Purple is for plot.
Fluorescent green is for character arcs and character change.
Yellow is for the scene’s mission, character growth, and contextual significance.
Pink is for style.
My editor sent me her final editorial letter earlier this week with excellent criticism. Her compliments were amazing. I was so thankful for them.
But her criticism invigorated me.
I knew I had problems with my novel. I knew that I was nowhere close to perfect. And I was okay with knowing I had problems with my novel. But after 12 years, I just found that diving into the piece was wearying to my soul. I just wanted to know how to improve.
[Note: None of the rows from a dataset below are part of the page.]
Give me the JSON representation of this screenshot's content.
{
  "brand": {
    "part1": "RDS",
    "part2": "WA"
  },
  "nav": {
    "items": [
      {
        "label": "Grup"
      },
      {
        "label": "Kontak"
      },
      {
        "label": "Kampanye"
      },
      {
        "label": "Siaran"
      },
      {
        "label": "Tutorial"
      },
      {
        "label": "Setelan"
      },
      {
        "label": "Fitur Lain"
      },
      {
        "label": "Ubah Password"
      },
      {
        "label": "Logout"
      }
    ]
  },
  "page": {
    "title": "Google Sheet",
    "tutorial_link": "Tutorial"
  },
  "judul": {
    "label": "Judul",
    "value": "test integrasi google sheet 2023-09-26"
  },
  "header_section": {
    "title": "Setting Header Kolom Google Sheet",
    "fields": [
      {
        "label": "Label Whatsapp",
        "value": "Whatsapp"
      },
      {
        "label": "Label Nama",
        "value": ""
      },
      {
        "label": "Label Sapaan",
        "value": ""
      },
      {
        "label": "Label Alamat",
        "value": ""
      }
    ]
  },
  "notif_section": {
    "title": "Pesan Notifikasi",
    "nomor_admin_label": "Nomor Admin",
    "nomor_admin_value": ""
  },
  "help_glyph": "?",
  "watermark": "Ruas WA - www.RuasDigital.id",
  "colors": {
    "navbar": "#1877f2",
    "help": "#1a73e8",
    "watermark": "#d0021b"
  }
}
I’ve been reading books, magazines, blogs, and articles about self-editing. I’ve worked with critique groups and beta readers and I’M NOT COMPLAINING.
I just knew that I was missing something, that the pieces weren’t falling together and this puzzle I was staring at was not fitting.
And then the letter arrived. And it was like God spoke and I finally listened.
Too many adverbs…cut.
Too many metaphors and similes….I am sharpening my knife and finding my tissues.
Not enough character growth…
Scenes that become repetitive because the characters don’t grow…
I received the letter Monday….Tuesday? I can’t remember. I received it in the evening and read it greedily (eek…an adverb). I nearly hugged my computer, I was so happy with the critiques. I understood. I got it.
I am an organic writer. I find an idea and chase it as hard as I can. But this can mean a sense of disjointment between the idea’s origin and its conclusion. And going back to the beginning and trying to chase out the frayed threads is so hard. I can’t see it all.
I finally broke down, though, and sort of constructed an outline. Actually, it’s more like a tactile flow chart, a pop-up book of thoughts and ideas. I taped together six or so sheets of legal pad paper and started writing out scenes on post-it notes. I lined them up and then started tier-ing them together. Colors became meaning; thoughts became concrete.
Last night, my writing partner and I looked at scenes, re-read my editor’s letter, and answered questions…
- What is the scene’s mission?
- How do the character’s grow?
- How does the scene relate to the plot’s/novel’s context?
- How does the scene push the novel forward.
I scribbled as fast as I could as ideas fell from both of us. Huddled over an accordion of dreams and ideas, we talked our way through points.
I love this. I love this experience. I love the fact that I am using Post-It Notes because I can easily lift and shift. No anxieties about permanence. I can just change as needed.
I am chasing this dream. Hard and sort of fast. I have my thoughts. I have my ideas. I have my Post-It-Note pop-up book that looks tacky and amazing.